TASK TO COMPLETE:
In the entries below, find the lines with the word "label" and copy them.

____ INFORMATION SUPPLIED

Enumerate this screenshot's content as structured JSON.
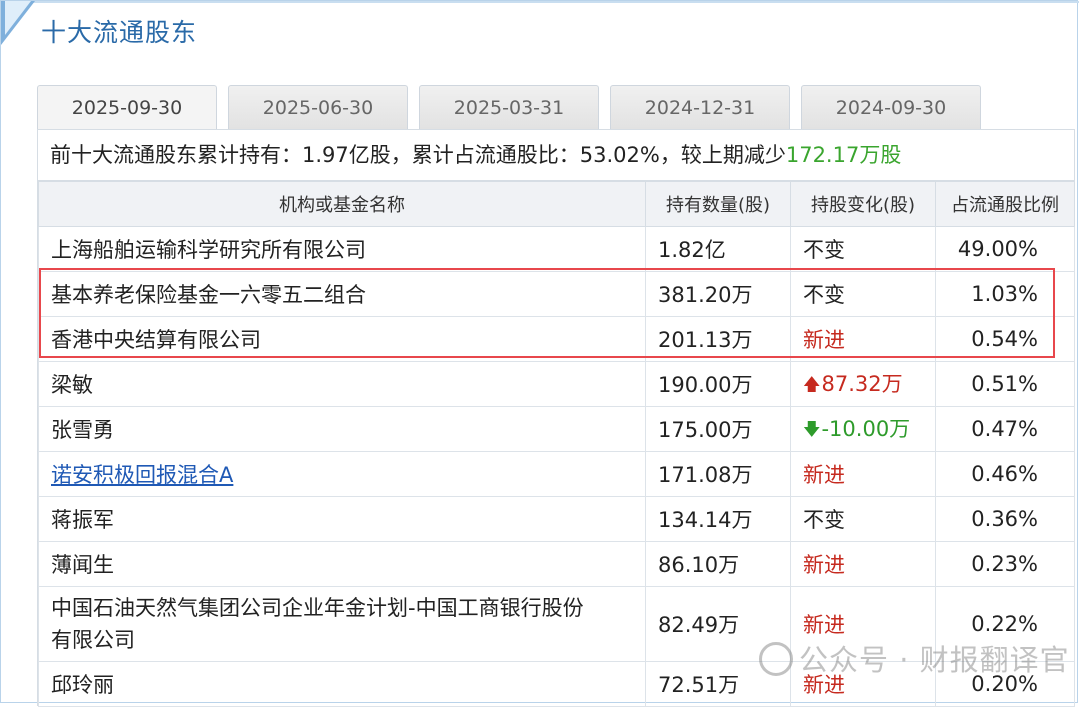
{
  "panel": {
    "title": "十大流通股东"
  },
  "tabs": [
    {
      "label": "2025-09-30",
      "active": true
    },
    {
      "label": "2025-06-30",
      "active": false
    },
    {
      "label": "2025-03-31",
      "active": false
    },
    {
      "label": "2024-12-31",
      "active": false
    },
    {
      "label": "2024-09-30",
      "active": false
    }
  ],
  "summary": {
    "prefix": "前十大流通股东累计持有：",
    "total": "1.97亿股",
    "mid": "，累计占流通股比：",
    "ratio": "53.02%",
    "sep": "，较上期减少",
    "change": "172.17万股"
  },
  "table": {
    "headers": [
      "机构或基金名称",
      "持有数量(股)",
      "持股变化(股)",
      "占流通股比例"
    ],
    "rows": [
      {
        "name": "上海船舶运输科学研究所有限公司",
        "qty": "1.82亿",
        "change": "不变",
        "pct": "49.00%"
      },
      {
        "name": "基本养老保险基金一六零五二组合",
        "qty": "381.20万",
        "change": "不变",
        "pct": "1.03%"
      },
      {
        "name": "香港中央结算有限公司",
        "qty": "201.13万",
        "change": "新进",
        "pct": "0.54%"
      },
      {
        "name": "梁敏",
        "qty": "190.00万",
        "change": "87.32万",
        "pct": "0.51%"
      },
      {
        "name": "张雪勇",
        "qty": "175.00万",
        "change": "-10.00万",
        "pct": "0.47%"
      },
      {
        "name": "诺安积极回报混合A",
        "qty": "171.08万",
        "change": "新进",
        "pct": "0.46%"
      },
      {
        "name": "蒋振军",
        "qty": "134.14万",
        "change": "不变",
        "pct": "0.36%"
      },
      {
        "name": "薄闻生",
        "qty": "86.10万",
        "change": "新进",
        "pct": "0.23%"
      },
      {
        "name_line1": "中国石油天然气集团公司企业年金计划-中国工商银行股份",
        "name_line2": "有限公司",
        "qty": "82.49万",
        "change": "新进",
        "pct": "0.22%"
      },
      {
        "name": "邱玲丽",
        "qty": "72.51万",
        "change": "新进",
        "pct": "0.20%"
      }
    ]
  },
  "icons": {
    "up": "arrow-up-icon",
    "down": "arrow-down-icon"
  },
  "colors": {
    "title": "#2a6aa8",
    "increase": "#c62a1f",
    "decrease": "#2e9b2b",
    "summary_change": "#3aa52e",
    "highlight": "#e8474c"
  },
  "watermark": {
    "text": "公众号 · 财报翻译官"
  }
}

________

EXERCISE RESULT:
      "label": "2025-09-30",
      "label": "2025-06-30",
      "label": "2025-03-31",
      "label": "2024-12-31",
      "label": "2024-09-30",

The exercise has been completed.